Comparing Values With java.util.Date
- boolean. A boolean value, either TRUE or FALSE
- int and long. An integer literal is of type long if has a suffix of the ASCII letter L. Otherwise it is of type int.
- floating point. A floating-point literal is of type float if it has a suffix of an ASCII letter F. Otherwise its type is double. Optionally, it can have a suffix of an ASCII letter D. A double or floating point literal can optionally include an exponent suffix of E or e, followed by a signed or unsigned number.
- string. String literals are delimited by single quotation marks. Embedded single-quotation marks are doubled. For example, the character string 'Hello' evaluates to the value Hello, while the character string 'He said, ''Hello''' evaluates to He said, 'Hello'. Embedded newlines are kept as part of the string literal.
- char. A literal is of type char if it is a string literal prefixed by the keyword CHAR, otherwise it is of type string. The CHAR literal for the single-quotation mark character is CHAR '''' (four single quotation marks).
- date. A java.sql.Date object that uses the JDBC format prefixed with the DATE keyword: DATE yyyy-mm-dd. In the Date, yyyy represents the year, mm represents the month, and dd represents the day. The year must be represented by four digits; a two-digit shorthand for the year is not allowed.
- time. A java.sql.Time object that uses the JDBC format (based on a 24-hour clock) prefixed with the TIME keyword: TIME hh:mm:ss. In the Time, hh represents the hours, mm represents the minutes, and ss represents the seconds.
- timestamp. A java.sql.Timestamp object that uses the JDBC format with a TIMESTAMP prefix: TIMESTAMP yyyy-mm-dd hh:mm:ss.fffffffff In the Timestamp, yyyy-mm-dd represents the date, hh:mm:ss represents the time, and fffffffff represents the fractional seconds (up to nine digits).
- NIL. Equivalent alternative of NULL.
- NULL. The same as null in Java.
- UNDEFINED. A special literal that is a valid value for any data type. An UNDEFINED value is the result of accessing an attribute of a null-valued attribute. Note that if you access an attribute that has an explicit value of null, then it is not undefined. For example if a query accesses the attribute address.city and address is null, the result is undefined. If the query accesses address, then the result is not undefined, it is NULL.
You can compare temporal literal values DATE, TIME, and TIMESTAMP with java.util.Date values. There is no literal for java.util.Date in the query language.
The GemFire query processor performs implicit type conversions and promotions under certain cases in order to evaluate expressions that contain different types. The query processor performs binary numeric promotion, method invocation conversion, and temporal type conversion.
Binary Numeric Promotion
- Comparison operators <, <=, >, and >=
- Equality operators = and <>
- Binary numeric promotion widens the
operands in a numeric expression to the widest representation used by any of
the operands. In each expression, the query processor applies the following
rules in the prescribed order until a conversion is made:
- If either operand is of type double, the other is converted to double
- If either operand is of type float, the other is converted to float
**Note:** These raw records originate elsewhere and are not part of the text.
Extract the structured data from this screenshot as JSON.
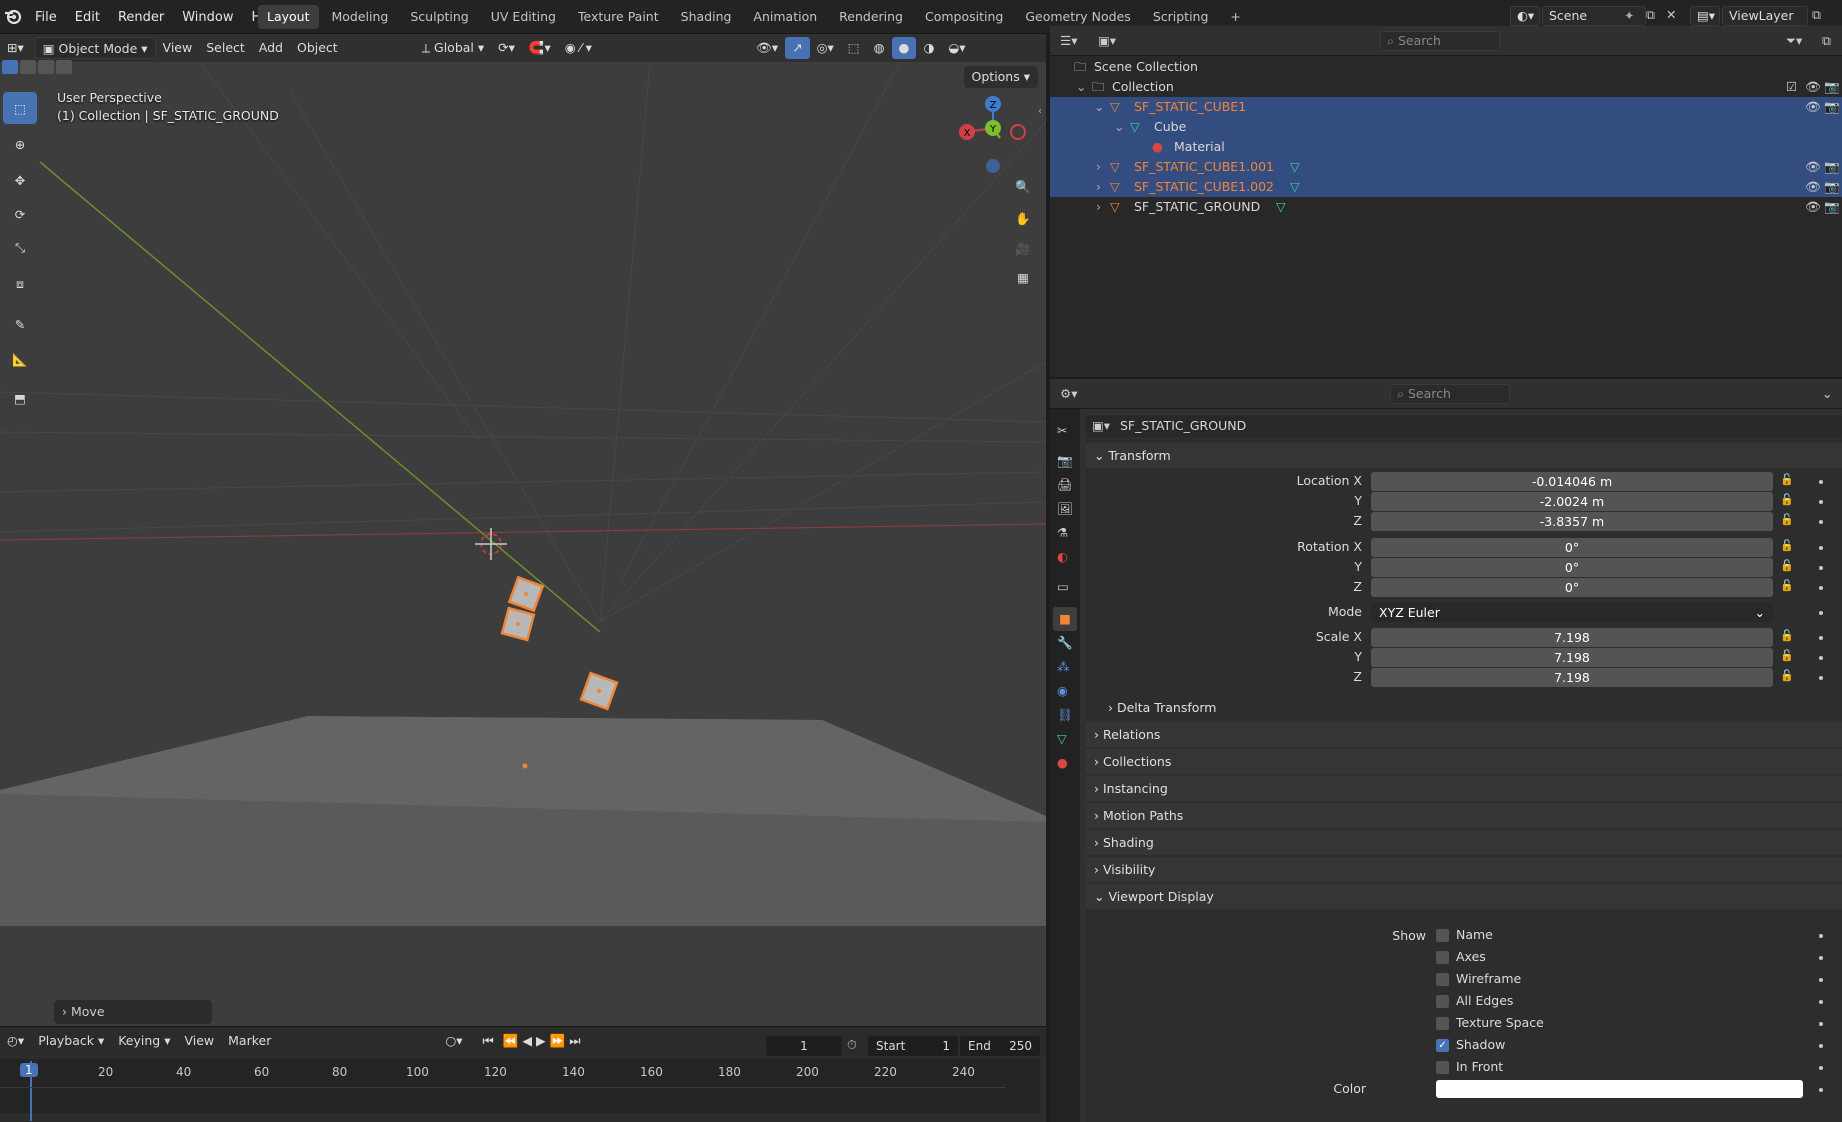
{
  "menubar": {
    "items": [
      "File",
      "Edit",
      "Render",
      "Window",
      "Help"
    ],
    "workspaces": [
      "Layout",
      "Modeling",
      "Sculpting",
      "UV Editing",
      "Texture Paint",
      "Shading",
      "Animation",
      "Rendering",
      "Compositing",
      "Geometry Nodes",
      "Scripting"
    ],
    "active_workspace": "Layout",
    "add_tab": "+",
    "scene": "Scene",
    "view_layer": "ViewLayer"
  },
  "viewport": {
    "mode": "Object Mode",
    "menus": [
      "View",
      "Select",
      "Add",
      "Object"
    ],
    "orientation": "Global",
    "options_label": "Options",
    "perspective": "User Perspective",
    "context": "(1) Collection | SF_STATIC_GROUND",
    "gizmo": {
      "x": "X",
      "y": "Y",
      "z": "Z"
    },
    "last_operator": "Move"
  },
  "outliner": {
    "search_placeholder": "Search",
    "scene_collection": "Scene Collection",
    "collection": "Collection",
    "rows": [
      {
        "label": "SF_STATIC_CUBE1",
        "selected": true
      },
      {
        "label": "Cube",
        "selected": true
      },
      {
        "label": "Material",
        "selected": true
      },
      {
        "label": "SF_STATIC_CUBE1.001",
        "selected": true
      },
      {
        "label": "SF_STATIC_CUBE1.002",
        "selected": true
      },
      {
        "label": "SF_STATIC_GROUND",
        "selected": false
      }
    ]
  },
  "properties": {
    "search_placeholder": "Search",
    "object_name": "SF_STATIC_GROUND",
    "transform": {
      "title": "Transform",
      "location_x_label": "Location X",
      "location_x": "-0.014046 m",
      "location_y": "-2.0024 m",
      "location_z": "-3.8357 m",
      "rotation_x_label": "Rotation X",
      "rotation_x": "0°",
      "rotation_y": "0°",
      "rotation_z": "0°",
      "mode_label": "Mode",
      "mode": "XYZ Euler",
      "scale_x_label": "Scale X",
      "scale_x": "7.198",
      "scale_y": "7.198",
      "scale_z": "7.198",
      "y_label": "Y",
      "z_label": "Z",
      "delta": "Delta Transform"
    },
    "sections": [
      "Relations",
      "Collections",
      "Instancing",
      "Motion Paths",
      "Shading",
      "Visibility"
    ],
    "viewport_display": {
      "title": "Viewport Display",
      "show_label": "Show",
      "options": [
        {
          "label": "Name",
          "checked": false
        },
        {
          "label": "Axes",
          "checked": false
        },
        {
          "label": "Wireframe",
          "checked": false
        },
        {
          "label": "All Edges",
          "checked": false
        },
        {
          "label": "Texture Space",
          "checked": false
        },
        {
          "label": "Shadow",
          "checked": true
        },
        {
          "label": "In Front",
          "checked": false
        }
      ],
      "color_label": "Color",
      "color_value": "#ffffff"
    }
  },
  "timeline": {
    "menus": [
      "Playback",
      "Keying",
      "View",
      "Marker"
    ],
    "current_frame": "1",
    "start_label": "Start",
    "start": "1",
    "end_label": "End",
    "end": "250",
    "ruler": [
      "1",
      "20",
      "40",
      "60",
      "80",
      "100",
      "120",
      "140",
      "160",
      "180",
      "200",
      "220",
      "240"
    ]
  },
  "colors": {
    "accent": "#4772b3",
    "selected_object": "#f08437",
    "outliner_selected_row": "#334d80"
  }
}
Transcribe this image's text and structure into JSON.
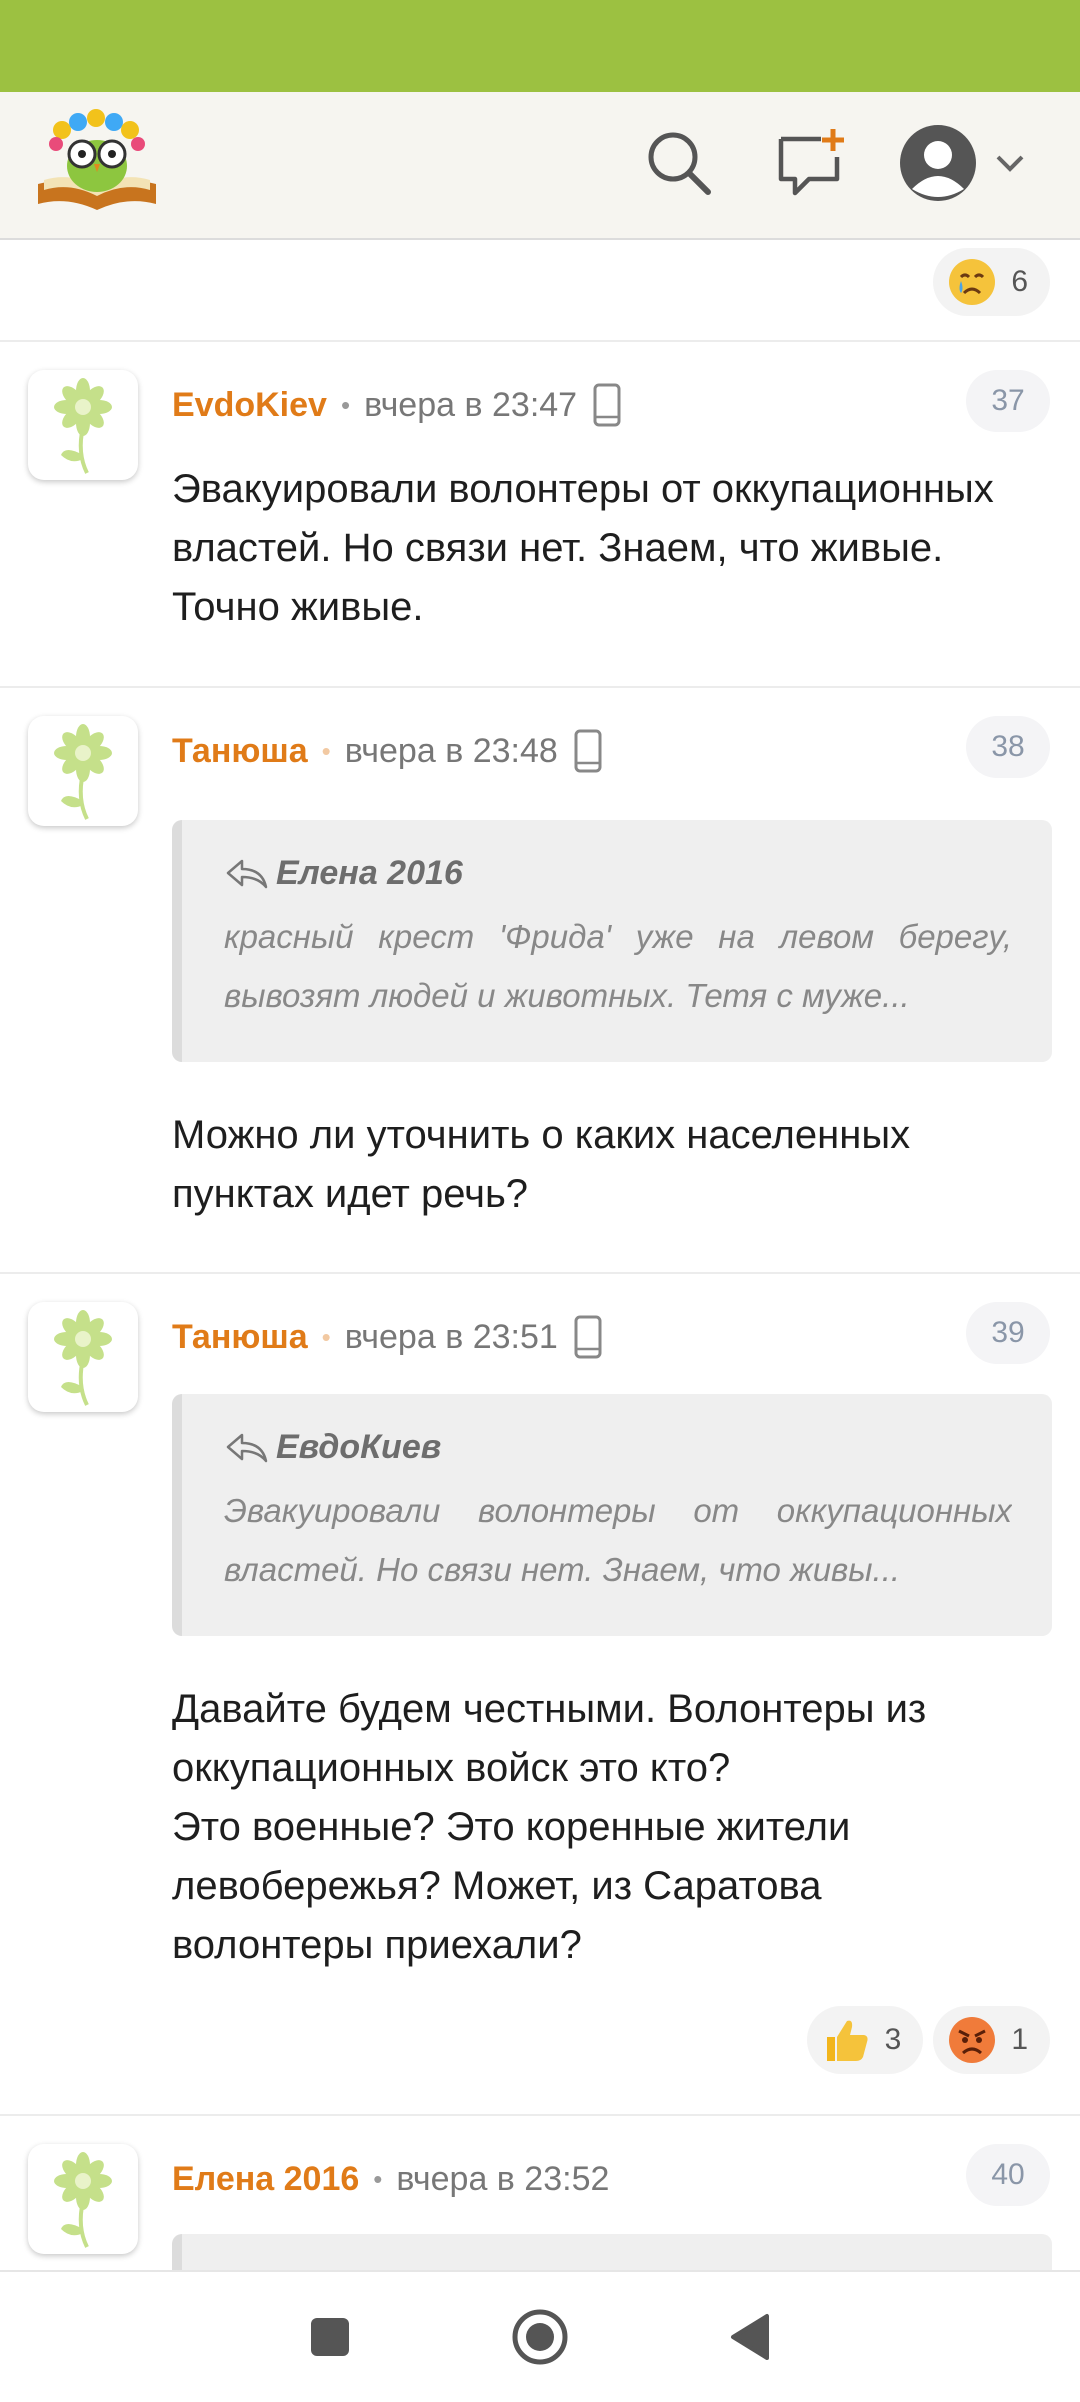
{
  "colors": {
    "accent": "#9cc141",
    "author": "#e07b18",
    "header_bg": "#f6f5f0"
  },
  "header": {
    "logo_icon": "owl-book-logo",
    "search_icon": "search-icon",
    "new_comment_icon": "new-comment-icon",
    "profile_icon": "user-avatar-icon",
    "menu_icon": "chevron-down-icon"
  },
  "top_reactions": [
    {
      "icon": "crying-face-icon",
      "count": "6"
    }
  ],
  "comments": [
    {
      "author": "EvdoKiev",
      "time": "вчера в 23:47",
      "number": "37",
      "text": "Эвакуировали волонтеры от оккупационных властей. Но связи нет. Знаем, что живые. Точно живые."
    },
    {
      "author": "Танюша",
      "time": "вчера в 23:48",
      "number": "38",
      "quote": {
        "author": "Елена 2016",
        "text": "красный крест 'Фрида' уже на левом берегу, вывозят людей и животных. Тетя с муже..."
      },
      "text": "Можно ли уточнить о каких населенных пунктах идет речь?"
    },
    {
      "author": "Танюша",
      "time": "вчера в 23:51",
      "number": "39",
      "quote": {
        "author": "ЕвдоКиев",
        "text": "Эвакуировали волонтеры от оккупационных властей. Но связи нет. Знаем, что живы..."
      },
      "text": "Давайте будем честными. Волонтеры из оккупационных войск это кто?\nЭто военные? Это коренные жители левобережья? Может, из Саратова волонтеры приехали?",
      "reactions": [
        {
          "icon": "thumbs-up-icon",
          "count": "3"
        },
        {
          "icon": "angry-face-icon",
          "count": "1"
        }
      ]
    },
    {
      "author": "Елена 2016",
      "time": "вчера в 23:52",
      "number": "40"
    }
  ],
  "navbar": {
    "recents_icon": "square-icon",
    "home_icon": "circle-icon",
    "back_icon": "back-triangle-icon"
  }
}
- If either operand is of type long, the other is converted to long
- Both operands are converted to type int char
Method Invocation Conversion
Method invocation conversion in the query language follows the same rules as Java method invocation conversion, except that the query language uses runtime types instead of compile time types, and handles null arguments differently than in Java. One aspect of using runtime types is that an argument with a null value has no typing information, and so can be matched with any type parameter. When a null argument is used, if the query processor cannot determine the proper method to invoke based on the non-null arguments, it throws an AmbiguousNameException
Temporal Type Conversion
The temporal types that the query language supports include the Java types java.util.Date , java.sql.Date , java.sql.Time , and java.sql.Timestamp , which are all treated the same and can be compared and used in indexes. When compared with each other, these types are all treated as nanosecond quantities.
Enums are not automatically converted. To use Enum values in query, you must use the toString method of the enum object or use a query bind parameter. See Enum Objects for more information.
Query Evaulation of Float.NaN and Double.NaN
Float.NaN and Double.NaN are not evaluated as primitives; instead, they are compared in the same manner used as the JDK methods Float.compareTo and Double.compareTo. See Double.NaN and Float.NaN Comparisons for more information.